◆ **Goal of the exercise**
Examine each line of the data, and copy the ones containing "icon".

◆ **Records for this exercise**
::::
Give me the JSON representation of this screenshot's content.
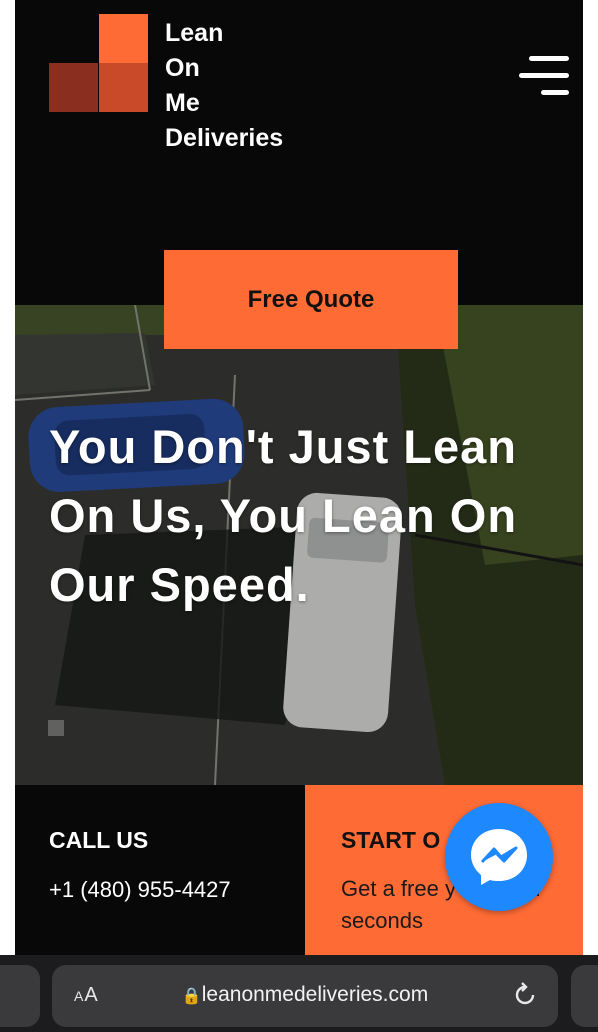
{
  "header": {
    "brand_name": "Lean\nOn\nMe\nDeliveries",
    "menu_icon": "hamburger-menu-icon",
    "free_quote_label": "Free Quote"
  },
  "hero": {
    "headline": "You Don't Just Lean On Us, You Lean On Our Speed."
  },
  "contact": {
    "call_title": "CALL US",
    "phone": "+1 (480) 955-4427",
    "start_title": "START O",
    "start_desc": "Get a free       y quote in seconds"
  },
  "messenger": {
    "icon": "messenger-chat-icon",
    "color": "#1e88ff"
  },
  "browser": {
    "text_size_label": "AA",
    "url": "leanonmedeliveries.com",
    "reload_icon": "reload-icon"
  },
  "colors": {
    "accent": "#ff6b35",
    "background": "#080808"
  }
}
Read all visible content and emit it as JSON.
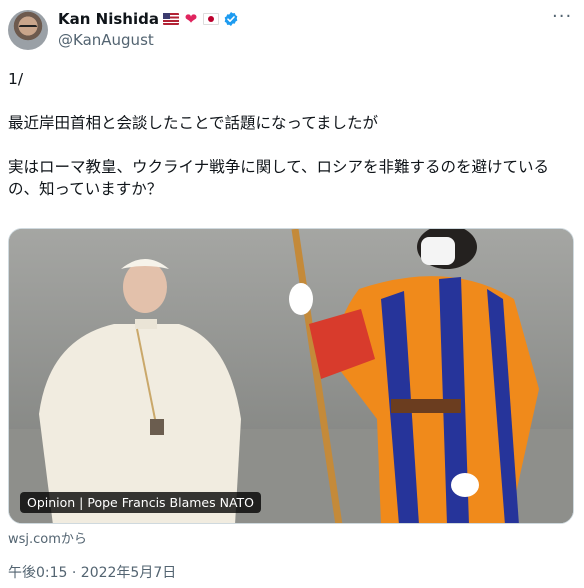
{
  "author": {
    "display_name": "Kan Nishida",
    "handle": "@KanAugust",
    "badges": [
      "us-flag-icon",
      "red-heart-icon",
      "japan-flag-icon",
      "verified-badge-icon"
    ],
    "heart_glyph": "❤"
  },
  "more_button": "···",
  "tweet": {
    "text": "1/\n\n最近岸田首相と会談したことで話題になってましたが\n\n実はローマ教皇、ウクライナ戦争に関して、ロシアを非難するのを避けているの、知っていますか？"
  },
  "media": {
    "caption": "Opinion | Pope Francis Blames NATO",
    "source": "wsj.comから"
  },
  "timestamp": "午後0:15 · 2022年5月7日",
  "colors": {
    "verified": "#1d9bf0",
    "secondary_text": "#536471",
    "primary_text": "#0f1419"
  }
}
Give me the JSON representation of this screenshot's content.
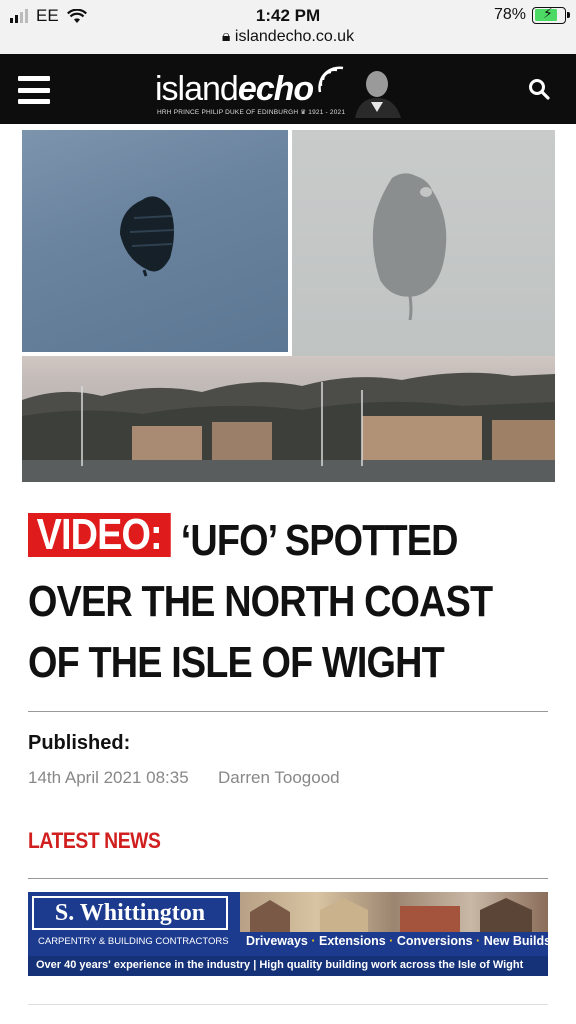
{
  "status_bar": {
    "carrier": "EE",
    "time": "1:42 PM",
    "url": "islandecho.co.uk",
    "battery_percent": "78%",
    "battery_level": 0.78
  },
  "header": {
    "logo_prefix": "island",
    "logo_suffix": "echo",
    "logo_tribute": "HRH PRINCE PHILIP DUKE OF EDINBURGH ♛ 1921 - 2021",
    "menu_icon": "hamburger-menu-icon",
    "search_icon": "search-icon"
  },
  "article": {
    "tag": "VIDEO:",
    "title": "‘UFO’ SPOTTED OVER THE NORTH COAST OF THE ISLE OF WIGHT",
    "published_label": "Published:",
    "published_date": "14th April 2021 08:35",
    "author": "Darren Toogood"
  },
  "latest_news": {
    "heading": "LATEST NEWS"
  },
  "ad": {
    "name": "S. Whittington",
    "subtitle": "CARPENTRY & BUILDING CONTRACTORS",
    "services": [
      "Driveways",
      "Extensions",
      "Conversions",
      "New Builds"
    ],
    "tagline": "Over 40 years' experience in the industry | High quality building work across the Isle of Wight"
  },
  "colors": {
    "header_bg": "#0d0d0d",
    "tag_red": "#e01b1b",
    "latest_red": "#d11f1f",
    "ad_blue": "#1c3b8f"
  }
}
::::
◆ **Your response**
    "menu_icon": "hamburger-menu-icon",
    "icon": "messenger-chat-icon",
    "reload_icon": "reload-icon"
      "us-flag-icon",
      "red-heart-icon",
      "japan-flag-icon",
      "verified-badge-icon"
    "menu_icon": "hamburger-menu-icon",
    "search_icon": "search-icon"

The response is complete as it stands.